Anyway, that's off the subject.  I don't know how many stock splits Warren Buffet has held KO through without looking it up.  As for the cost basis information, I probably got it from either The Warren Buffet Way or The Ultimate Dividend Playbook.   Both excellent books, and sure to help anyone interested in dividend growth investing.

Hope that helps, Mike!

 

Report this comment
#43) On January 06, 2011 at 11:31 PM, DavidSobel (< 20) wrote:

You do not have to toss the baby out with the bath water though!  I keep some cash in play on moves if I like an IPO short term.  You never know how the business will be run long term.  I have bought three since october.  BOX is up 44% LEDS is up 64.71% and IPHI is up 80.00%.  I am going to sell soon and pay off Uncle Sam and put the profits in a forever stock.  Then I will try to do it all over again!

Report this comment
#44) On January 07, 2011 at 3:21 AM, truthisntstupid (83.28) wrote:

Sounds like a plan, David!   Which "forever" stocks are looking good to you?  I'm looking at a few, and planning on buying a hundred shares in one of several companies I've recently made a pretty long pitch on.  Probably a (gasp) bank.

Report this comment
#45) On January 07, 2011 at 5:08 AM, ozzfan1317 (79.18) wrote:

I own KO,MKC And NUE

Those are my Forever stocks.

This might sound crazy but I don't have a set investing style I merely Invest in the best good or great companies I think are worth partial ownership. If  I had to describe my style I am either a Garp or PEG investor who will invest without a dividend if its a smaller well run company with large potential upside. Just imo.

Report this comment
#46) On January 07, 2011 at 5:11 AM, ozzfan1317 (79.18) wrote:

My other profile has my real life portfolio I bought Box about 20% or so ago as well.

Report this comment
#47) On January 07, 2011 at 7:53 PM, truthisntstupid (83.28) wrote:

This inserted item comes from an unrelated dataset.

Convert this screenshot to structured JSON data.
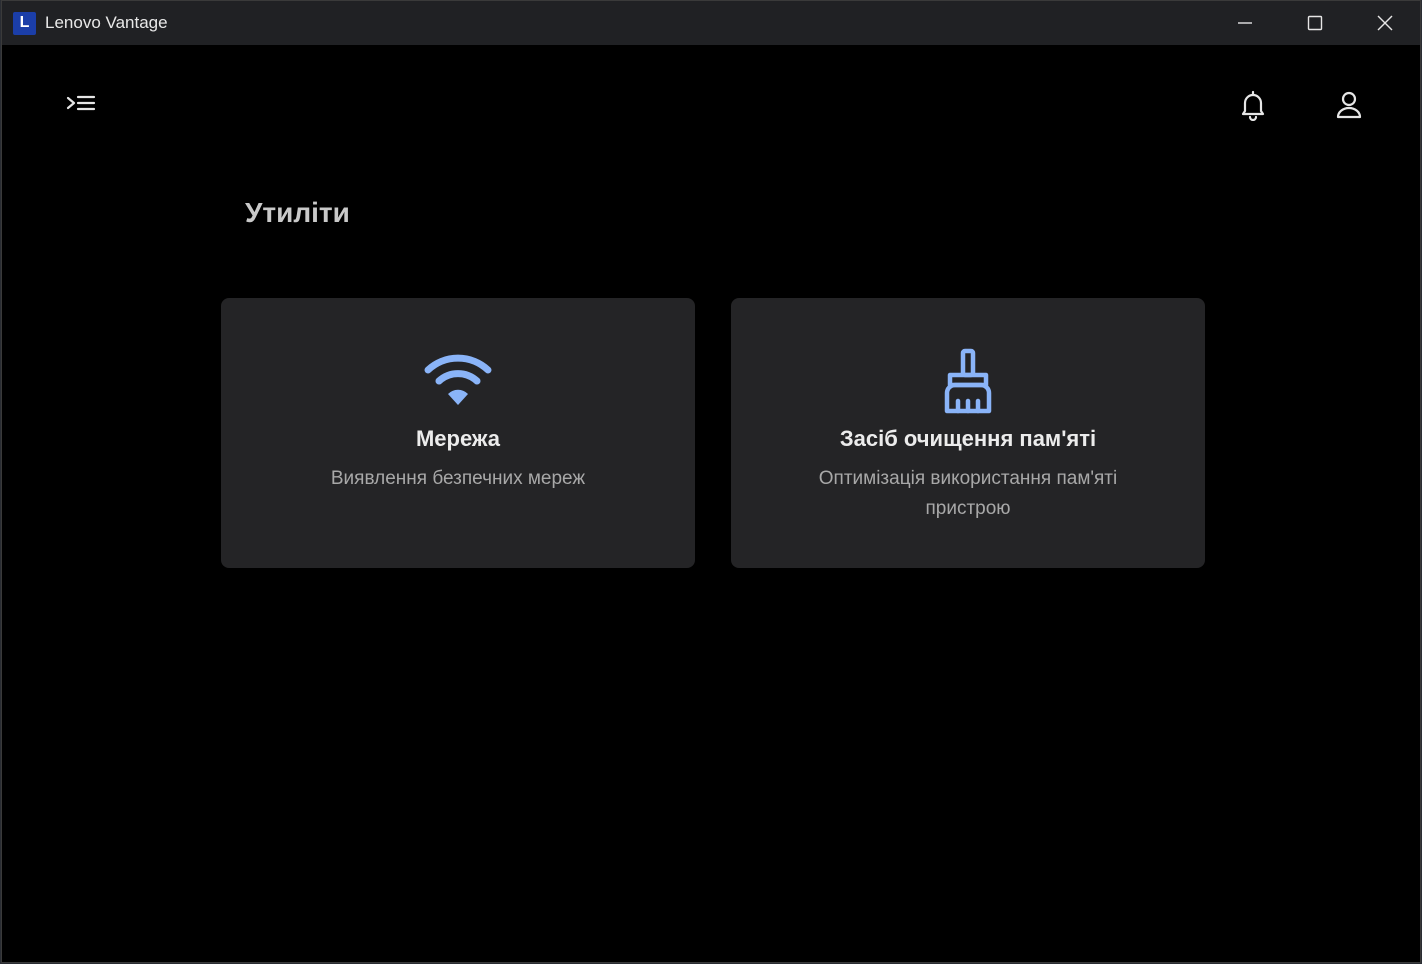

That doesn't sound crazy at all, ozzfan.  I'm a dividend investor both to generate a little extra income, and because if I pick carefully (I put a lot more time into my RL port)  the dividend sort of helps provide a floor under the stock price.

As you can see from my current CAPS score and rating, this stability and safety sacrifices considerable upside in a rising market.

If you have read this article, you also know why I don't care.  

Style preference is an individual thing.  My portfolio would drive some people nuts when the market's climbing like it has been.  But it's doing pretty much exactly what it's supposed to be doing...providing a safe,secure, and growing income.

Since that's my emphasis, it doesn't bother me at all to watch everyone else rake in the gains.  It's my turn to outperform when the market falls.  

 

Report this comment
#48) On February 13, 2011 at 4:30 PM, DavidSobel (< 20) wrote:

I am liking 3M, HTS and any stock that in the short term has to buy beef that has been beefed up ( no pun intended ) on wheat at $10 a bush.  So MCD and its very : (  unhappy meals look like a good bet in the long term.  That beef and pork from the lots have not been priced in to the equation yet but you can bet that all the burger joints will be passing the costs along to the customer.  I can see it now great profits after wheat comes back down to earth and customers who are used to higher burger prices.  I thing the street will like the numbers after the wheat meltdown.  MCD will take a hit for a while so I am saving a bunch of cash to buy it on the cheap.

Report this comment
#49) On May 20, 2011 at 7:12 PM, truthisntstupid (83.28) wrote:

Wow, David.  That sounds pretty shrewd.  Hope that works out well. 

Report this comment

Featured Broker Partners


Advertisement